"Come on, Carrisa. You've got to think of something."

 

"I have! I've travelled to places. Did some work and earning."

 

"Yes, you've gone and explored places and experienced experiences, but you can't just stay here forever," mum exclaimed, smile fading away, "are you still willing to go to back and study?"

 

"Maybe," I murmured half-heartedly, glancing at mum.

 

"Maybe, huh? See what I mean? You need to do something before you lose interest and end up as a waitress!"

 

"I will do something, mum. Don't worry," and my eyes fell to look at my half eaten food.

 

She sensed my stress. "Did you have that dream again?" mum asked, her face had that serious look she always had which told me that I shouldn't be fooling her around.

 

"No. But I couldn't sleep," I answered. I didn't want her in my own personal concerns, nor did I want anyone else. This was my thing and mine only.

 

"Look. Carrisa, you should try letting it go." Letting it go? Was she crazy? "Forget about that man you saw. Or," she said, slowing down the pace," we could bring you to a psychiatrist to help y-"

 

"No. I don't need help; I'm fine," I protested firmly.
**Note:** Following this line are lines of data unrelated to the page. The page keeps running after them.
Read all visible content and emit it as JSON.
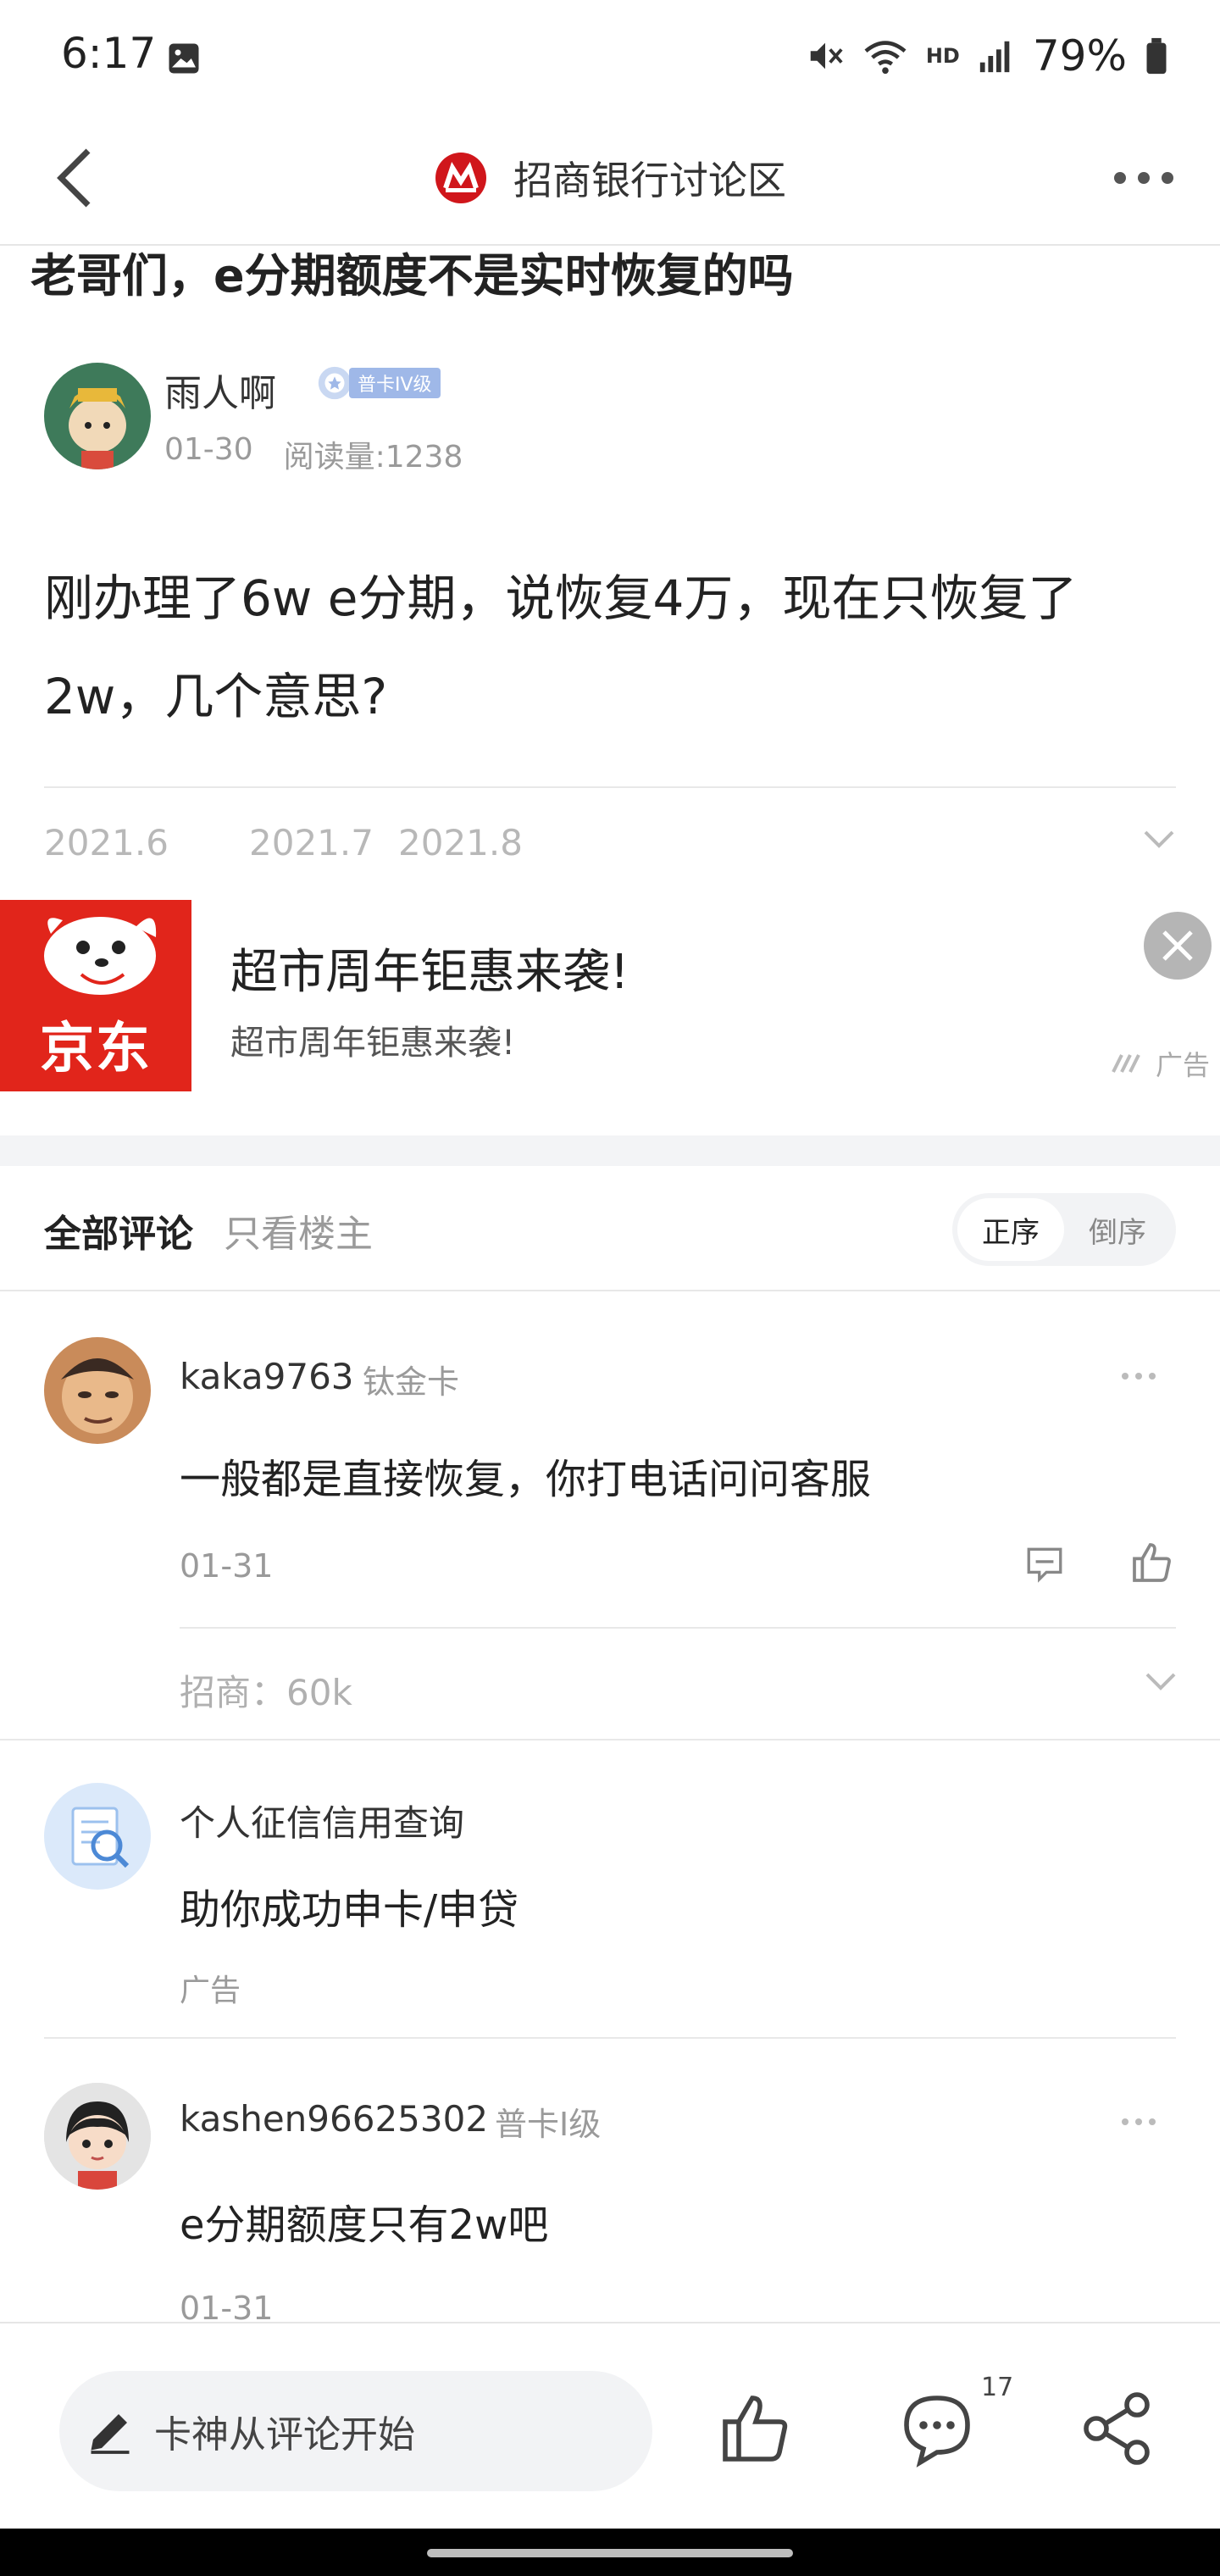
{
  "status_bar": {
    "time": "6:17",
    "battery": "79%",
    "network_label": "HD"
  },
  "header": {
    "title": "招商银行讨论区"
  },
  "post": {
    "title": "老哥们，e分期额度不是实时恢复的吗",
    "author": "雨人啊",
    "author_level": "普卡IV级",
    "date": "01-30",
    "read_count": "阅读量:1238",
    "body": "刚办理了6w e分期，说恢复4万，现在只恢复了2w，几个意思?",
    "attachments": [
      "2021.6",
      "2021.7",
      "2021.8"
    ]
  },
  "ad": {
    "brand": "京东",
    "title": "超市周年钜惠来袭!",
    "subtitle": "超市周年钜惠来袭!",
    "label": "广告"
  },
  "comments_header": {
    "tab_all": "全部评论",
    "tab_op_only": "只看楼主",
    "sort_asc": "正序",
    "sort_desc": "倒序"
  },
  "comments": [
    {
      "user": "kaka9763",
      "level": "钛金卡",
      "text": "一般都是直接恢复，你打电话问问客服",
      "date": "01-31",
      "tag": "招商：60k"
    },
    {
      "user": "kashen96625302",
      "level": "普卡I级",
      "text": "e分期额度只有2w吧",
      "date": "01-31"
    }
  ],
  "inline_ad": {
    "title": "个人征信信用查询",
    "text": "助你成功申卡/申贷",
    "label": "广告"
  },
  "bottom_bar": {
    "comment_placeholder": "卡神从评论开始",
    "comment_count": "17"
  },
  "colors": {
    "brand_red": "#e1251b",
    "level_badge": "#9fb8e8",
    "muted_text": "#9a9a9a"
  }
}
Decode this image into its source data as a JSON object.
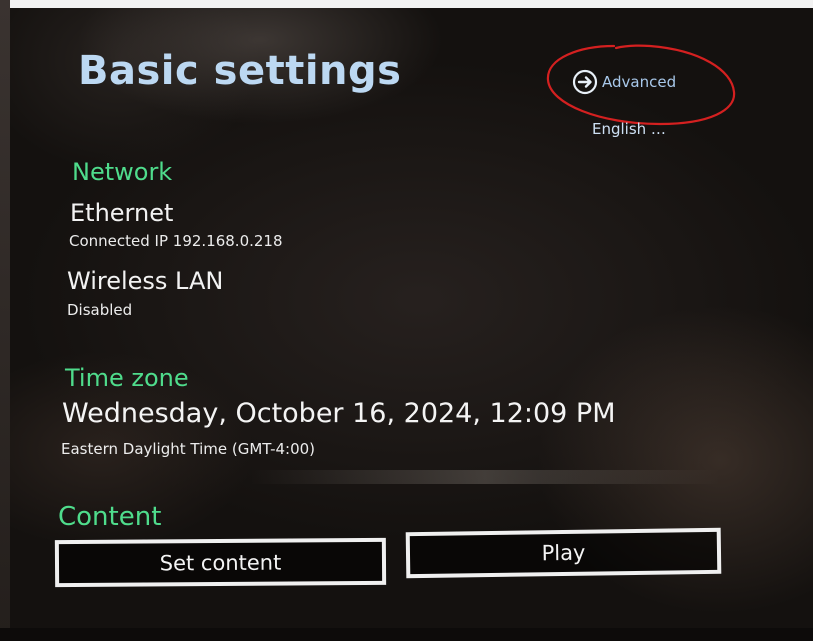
{
  "header": {
    "title": "Basic settings",
    "advanced_label": "Advanced",
    "advanced_icon": "arrow-right-circle-icon",
    "language": "English …"
  },
  "network": {
    "section_label": "Network",
    "ethernet": {
      "label": "Ethernet",
      "status": "Connected IP 192.168.0.218"
    },
    "wireless": {
      "label": "Wireless LAN",
      "status": "Disabled"
    }
  },
  "time_zone": {
    "section_label": "Time zone",
    "datetime": "Wednesday, October 16, 2024, 12:09 PM",
    "zone": "Eastern Daylight Time (GMT-4:00)"
  },
  "content": {
    "section_label": "Content",
    "set_content_label": "Set content",
    "play_label": "Play"
  },
  "colors": {
    "title": "#bcd8f2",
    "section_heading": "#4fdc8c",
    "annotation": "#d42020"
  }
}
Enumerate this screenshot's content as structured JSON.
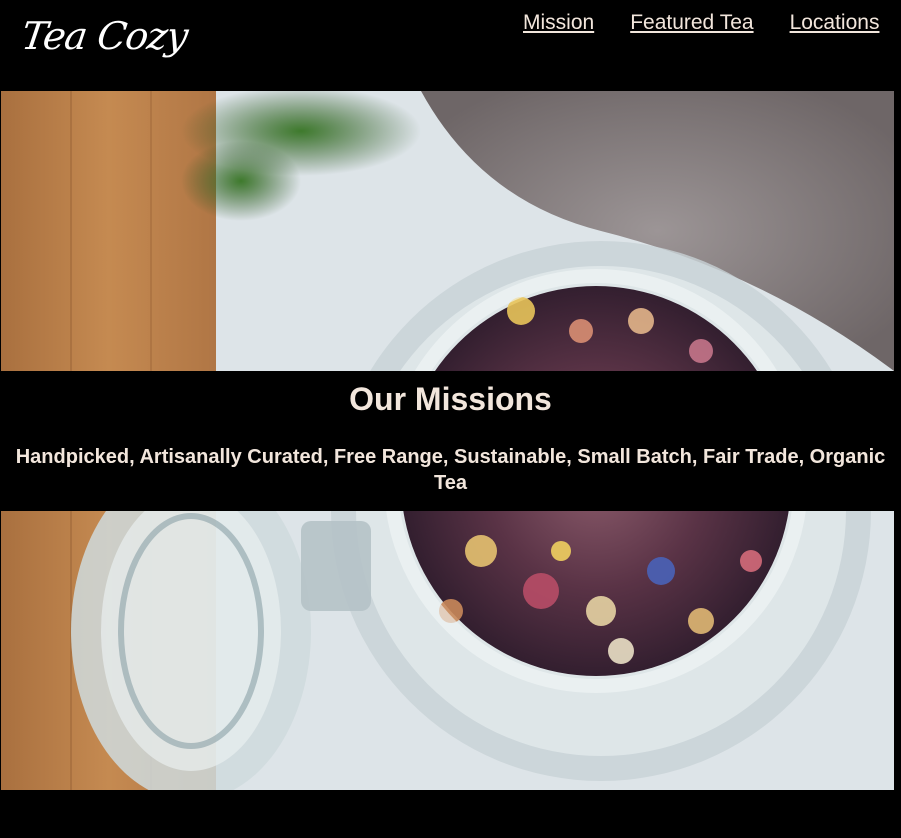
{
  "brand": {
    "logo_text": "Tea Cozy"
  },
  "nav": {
    "items": [
      {
        "label": "Mission"
      },
      {
        "label": "Featured Tea"
      },
      {
        "label": "Locations"
      }
    ]
  },
  "mission": {
    "title": "Our Missions",
    "text": "Handpicked, Artisanally Curated, Free Range, Sustainable, Small Batch, Fair Trade, Organic Tea"
  },
  "colors": {
    "background": "#000000",
    "text_accent": "#f2e6dc",
    "logo": "#ffffff"
  },
  "hero": {
    "image_subject": "glass jar of loose leaf tea with dried petals on a table"
  }
}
I stood up and before leaving, I said, "don't help me, I don't want your help. I can do this on my own," and walked away.

 

"Carrisa..." she stared, but I had already blocked her off. I went into my room, shut my door and sat on my bed. My thoughts went to the letter I was typing out last week. Who would I send it to? Where would I send it to? I went to the computer and opened up the document. I skimmed through it and-

 

"What the..?" At the bottom, there was a message. I was sure I didn't type it yesterday; I was certain. 

 

Alley Way Park

1 pm today

Be there.

Join MovellasFind out what all the buzz is about. Join now to start sharing your creativity and passion
Loading ...